The next step would be for the Organization of American States, where all countries in the hemisphere — except Cuba — are represented, to take this position. But it operates mainly by consensus, and the United States is reportedly blocking that move. Of course, Washington can’t be seen to be the sole opposition, so it has recruited some right-wing governments, according to sources involved in the OAS discussions: Canada and Panama, along with a couple of other small country governments that can be bribed or bullied into joining Washington’s rapidly shrinking regional coalition of the willing.

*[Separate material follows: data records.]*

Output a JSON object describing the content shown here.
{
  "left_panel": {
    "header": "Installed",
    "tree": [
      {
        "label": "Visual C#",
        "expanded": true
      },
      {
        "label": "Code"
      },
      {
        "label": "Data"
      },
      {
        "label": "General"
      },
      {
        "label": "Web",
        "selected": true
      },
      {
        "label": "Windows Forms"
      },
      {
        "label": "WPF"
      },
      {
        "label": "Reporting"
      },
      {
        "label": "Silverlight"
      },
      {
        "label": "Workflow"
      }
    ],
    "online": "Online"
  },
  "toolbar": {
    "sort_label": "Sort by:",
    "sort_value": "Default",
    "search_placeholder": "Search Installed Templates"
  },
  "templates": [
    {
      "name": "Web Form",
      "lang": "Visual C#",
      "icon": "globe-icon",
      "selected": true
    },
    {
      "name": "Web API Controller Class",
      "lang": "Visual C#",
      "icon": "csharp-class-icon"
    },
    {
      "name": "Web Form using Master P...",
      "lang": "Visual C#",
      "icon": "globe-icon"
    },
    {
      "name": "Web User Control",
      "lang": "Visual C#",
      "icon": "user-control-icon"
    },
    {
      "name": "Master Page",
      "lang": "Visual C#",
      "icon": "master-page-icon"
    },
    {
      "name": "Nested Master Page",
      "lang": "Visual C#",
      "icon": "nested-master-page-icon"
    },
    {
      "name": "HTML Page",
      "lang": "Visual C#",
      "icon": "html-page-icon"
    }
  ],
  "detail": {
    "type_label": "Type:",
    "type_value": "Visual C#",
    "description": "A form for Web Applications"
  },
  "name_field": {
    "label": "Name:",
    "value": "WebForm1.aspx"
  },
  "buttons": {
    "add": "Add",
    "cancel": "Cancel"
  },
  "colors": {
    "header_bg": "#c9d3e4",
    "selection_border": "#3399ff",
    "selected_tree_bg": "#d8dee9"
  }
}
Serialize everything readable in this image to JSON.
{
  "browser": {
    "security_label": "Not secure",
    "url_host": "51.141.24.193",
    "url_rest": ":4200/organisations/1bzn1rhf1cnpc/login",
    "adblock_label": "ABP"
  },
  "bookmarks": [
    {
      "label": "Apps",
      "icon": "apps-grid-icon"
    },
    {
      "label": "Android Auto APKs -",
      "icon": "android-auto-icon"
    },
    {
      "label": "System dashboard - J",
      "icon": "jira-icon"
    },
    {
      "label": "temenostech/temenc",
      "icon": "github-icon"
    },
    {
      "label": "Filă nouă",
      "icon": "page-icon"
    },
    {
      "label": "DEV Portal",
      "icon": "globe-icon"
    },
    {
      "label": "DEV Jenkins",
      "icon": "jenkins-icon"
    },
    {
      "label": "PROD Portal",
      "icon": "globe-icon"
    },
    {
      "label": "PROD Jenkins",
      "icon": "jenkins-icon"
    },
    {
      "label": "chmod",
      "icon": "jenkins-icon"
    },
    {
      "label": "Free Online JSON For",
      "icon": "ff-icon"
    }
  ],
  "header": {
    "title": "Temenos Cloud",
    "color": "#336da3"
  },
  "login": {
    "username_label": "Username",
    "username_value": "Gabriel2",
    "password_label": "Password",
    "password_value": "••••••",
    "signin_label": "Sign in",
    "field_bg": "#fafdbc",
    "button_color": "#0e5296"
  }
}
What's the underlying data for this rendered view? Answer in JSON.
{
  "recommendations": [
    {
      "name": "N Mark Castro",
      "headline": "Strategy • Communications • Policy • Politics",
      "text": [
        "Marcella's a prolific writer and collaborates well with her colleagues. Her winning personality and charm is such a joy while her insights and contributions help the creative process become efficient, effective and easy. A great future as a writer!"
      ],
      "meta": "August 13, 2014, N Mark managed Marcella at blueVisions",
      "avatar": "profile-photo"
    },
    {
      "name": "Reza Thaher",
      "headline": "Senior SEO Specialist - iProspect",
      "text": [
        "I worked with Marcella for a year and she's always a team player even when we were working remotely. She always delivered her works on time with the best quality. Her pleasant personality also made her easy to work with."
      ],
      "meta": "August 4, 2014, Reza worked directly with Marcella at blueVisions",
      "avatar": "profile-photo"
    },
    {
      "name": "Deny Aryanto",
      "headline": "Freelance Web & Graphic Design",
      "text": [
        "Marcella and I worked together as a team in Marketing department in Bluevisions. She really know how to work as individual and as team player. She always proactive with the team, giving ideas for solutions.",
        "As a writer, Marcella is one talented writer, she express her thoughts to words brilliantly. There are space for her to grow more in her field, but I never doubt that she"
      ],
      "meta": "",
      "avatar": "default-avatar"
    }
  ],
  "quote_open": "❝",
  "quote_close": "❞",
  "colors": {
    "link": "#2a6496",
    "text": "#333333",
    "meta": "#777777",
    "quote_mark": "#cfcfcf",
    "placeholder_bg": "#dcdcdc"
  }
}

The millions of Americans who gave their votes, contributions, or energy to Barack Obama’s presidential campaign in the hope that he would change U.S. foreign policy probably didn’t expect to see this administration fishing around for right-wing allies to help block Latin America from trying to reverse a military coup. But that appears to be the reality. In fact, the State Department has still not even determined that a military coup has taken place. It’s not clear what else you would call it when the military storms the home of the elected president and forces him at gunpoint, in his pajamas, to board a plane out of the country.
A few days ago an official of the Zelaya government told the press that this plane actually stopped at the Palmerola air base in Honduras, home to 600 U.S. troops, on its way out of the country. According to the Associated Press, the official offered this as evidence that the United States was involved in the coup. U.S. officials declined immediate comment, but later followed up with a statement that the U.S. “had no knowledge or part in the decisions made for the plane to land, refuel and take off.”
This does not seem to be a credible story. To believe this denial, we would have to believe that the U.S. military has such complete confidence in Honduran security that it allows them to monitor and control the airspace over this base where 600 U.S. troops are stationed, as well as takeoffs and landing — without any involvement of U.S. personnel. A tough swallow, especially given the post-9/11 concerns about terrorist attacks against U.S. military personnel stationed abroad.
The one thing we can be pretty sure of is that no major U.S. media outlet will look further into this matter. The general attitude of the press toward U.S. involvement in military coups is, “we don’t want to hear about it — or talk about it.” This was true of the coup that overthrew Venezuelan President Hugo Chavez in 2002, where the State Department acknowledged that the U.S. government paid people and organizations involved in the coup, and CIA documents showing advance knowledge of the coup combined with White House lying about the coup provided substantial evidence of U.S. involvement. But no major U.S. newspaper — including the Post — ever gave any credence to that possibility. U.S. involvement in the overthrow of Haiti’s democratically elected president Jean Bertrand Aristide — in both 1991 and a second time in 2004 — has also been almost completely ignored, despite some compelling evidence.
Meanwhile, on Wednesday, August 19, Amnesty International issued a report, “Honduras: Human Rights Crisis Threatens and Repression Increases,” documenting widespread police beatings and brutality against peaceful demonstrations, mass arbitrary arrests, and other human rights abuses under the dictatorship. The Obama administration has remained silent about these abuses — as well as the killings of activists and press censorship and intimidation. To date, no major media outlet has bothered to pursue them for an on-the-record comment.
Mark Weisbrot is co-director of the Center for Economic and Policy Research, in Washington, D.C. He received his Ph.D. in economics from the University of Michigan. He is co-author, with Dean Baker, of Social Security: The Phony Crisis (University of Chicago Press, 2000), and has written numerous research papers on economic policy. He is also president of Just Foreign Policy. This article was first published by the Guardian on 21 August 2009 and republished by the CEPR under a Creative Commons license.